### Instructions for the task
Where in the listing does the string "rest" appear? Copy every line that holds it.

### Data for processing
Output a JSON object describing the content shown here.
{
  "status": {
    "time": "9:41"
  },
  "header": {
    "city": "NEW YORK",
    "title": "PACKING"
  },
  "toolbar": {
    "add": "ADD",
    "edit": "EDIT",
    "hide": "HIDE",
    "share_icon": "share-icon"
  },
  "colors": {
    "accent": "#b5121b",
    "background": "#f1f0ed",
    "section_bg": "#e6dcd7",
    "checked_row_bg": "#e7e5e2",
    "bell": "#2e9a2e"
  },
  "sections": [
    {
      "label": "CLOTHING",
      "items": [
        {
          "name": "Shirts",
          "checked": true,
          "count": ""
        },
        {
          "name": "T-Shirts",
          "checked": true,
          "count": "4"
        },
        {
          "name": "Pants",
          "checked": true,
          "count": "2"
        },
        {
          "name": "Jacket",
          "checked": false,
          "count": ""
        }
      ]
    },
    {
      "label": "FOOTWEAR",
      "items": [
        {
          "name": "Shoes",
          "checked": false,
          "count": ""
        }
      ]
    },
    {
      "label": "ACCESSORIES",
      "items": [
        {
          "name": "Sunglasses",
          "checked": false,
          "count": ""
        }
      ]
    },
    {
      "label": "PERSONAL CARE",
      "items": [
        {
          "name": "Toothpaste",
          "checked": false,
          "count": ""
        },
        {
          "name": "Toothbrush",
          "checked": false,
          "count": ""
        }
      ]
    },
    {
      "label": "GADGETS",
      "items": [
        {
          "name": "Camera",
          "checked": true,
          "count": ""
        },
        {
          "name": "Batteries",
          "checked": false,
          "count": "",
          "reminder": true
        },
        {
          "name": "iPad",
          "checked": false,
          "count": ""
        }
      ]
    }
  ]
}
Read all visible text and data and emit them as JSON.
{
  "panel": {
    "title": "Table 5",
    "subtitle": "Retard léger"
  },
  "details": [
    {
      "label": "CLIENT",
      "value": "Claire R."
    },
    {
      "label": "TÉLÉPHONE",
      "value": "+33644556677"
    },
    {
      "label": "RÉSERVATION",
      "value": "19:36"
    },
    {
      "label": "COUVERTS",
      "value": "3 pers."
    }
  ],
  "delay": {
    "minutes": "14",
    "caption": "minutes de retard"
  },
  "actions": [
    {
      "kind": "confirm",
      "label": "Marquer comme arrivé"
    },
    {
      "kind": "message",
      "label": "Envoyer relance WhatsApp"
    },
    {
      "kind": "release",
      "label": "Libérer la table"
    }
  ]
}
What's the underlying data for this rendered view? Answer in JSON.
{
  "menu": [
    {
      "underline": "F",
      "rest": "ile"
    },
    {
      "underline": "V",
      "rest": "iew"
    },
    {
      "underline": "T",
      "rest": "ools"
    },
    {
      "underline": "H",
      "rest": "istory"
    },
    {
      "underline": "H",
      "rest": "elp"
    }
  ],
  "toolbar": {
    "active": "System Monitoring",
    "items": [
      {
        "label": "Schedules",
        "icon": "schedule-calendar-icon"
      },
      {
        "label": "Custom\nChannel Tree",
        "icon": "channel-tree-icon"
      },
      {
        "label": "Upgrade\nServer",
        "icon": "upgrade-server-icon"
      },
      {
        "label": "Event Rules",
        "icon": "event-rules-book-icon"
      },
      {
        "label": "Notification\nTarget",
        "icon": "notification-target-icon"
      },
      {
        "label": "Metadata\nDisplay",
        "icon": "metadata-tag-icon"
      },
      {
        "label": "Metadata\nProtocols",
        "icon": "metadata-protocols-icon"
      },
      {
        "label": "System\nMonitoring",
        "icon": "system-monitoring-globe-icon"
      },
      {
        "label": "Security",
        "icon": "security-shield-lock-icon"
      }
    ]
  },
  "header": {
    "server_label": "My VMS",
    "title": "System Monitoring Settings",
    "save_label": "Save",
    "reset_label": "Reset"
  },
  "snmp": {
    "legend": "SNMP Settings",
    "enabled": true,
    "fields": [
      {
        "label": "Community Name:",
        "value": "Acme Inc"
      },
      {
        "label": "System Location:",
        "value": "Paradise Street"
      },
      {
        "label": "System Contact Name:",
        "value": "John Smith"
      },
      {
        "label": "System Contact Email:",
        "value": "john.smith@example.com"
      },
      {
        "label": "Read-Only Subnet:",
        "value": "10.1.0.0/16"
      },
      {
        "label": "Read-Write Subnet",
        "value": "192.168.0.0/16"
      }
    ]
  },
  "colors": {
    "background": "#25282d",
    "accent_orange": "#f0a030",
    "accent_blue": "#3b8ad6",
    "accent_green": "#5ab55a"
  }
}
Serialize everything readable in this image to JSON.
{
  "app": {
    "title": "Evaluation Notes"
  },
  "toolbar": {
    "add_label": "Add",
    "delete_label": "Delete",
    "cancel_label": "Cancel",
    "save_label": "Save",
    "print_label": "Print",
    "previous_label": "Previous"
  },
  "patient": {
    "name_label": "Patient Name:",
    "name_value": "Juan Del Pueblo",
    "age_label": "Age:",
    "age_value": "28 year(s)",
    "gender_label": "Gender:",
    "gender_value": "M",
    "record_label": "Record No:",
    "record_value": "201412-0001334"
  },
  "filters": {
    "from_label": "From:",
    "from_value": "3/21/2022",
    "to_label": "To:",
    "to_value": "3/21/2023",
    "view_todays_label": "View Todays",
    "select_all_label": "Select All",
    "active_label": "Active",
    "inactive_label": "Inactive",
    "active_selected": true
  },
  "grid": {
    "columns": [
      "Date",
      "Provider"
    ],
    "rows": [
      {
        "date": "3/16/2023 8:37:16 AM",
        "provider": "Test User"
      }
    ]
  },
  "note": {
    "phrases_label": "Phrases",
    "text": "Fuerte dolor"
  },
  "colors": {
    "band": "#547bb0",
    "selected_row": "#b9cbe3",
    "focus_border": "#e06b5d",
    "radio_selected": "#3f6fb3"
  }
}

### Written solution
      "rest": "ile"
      "rest": "iew"
      "rest": "ools"
      "rest": "istory"
      "rest": "elp"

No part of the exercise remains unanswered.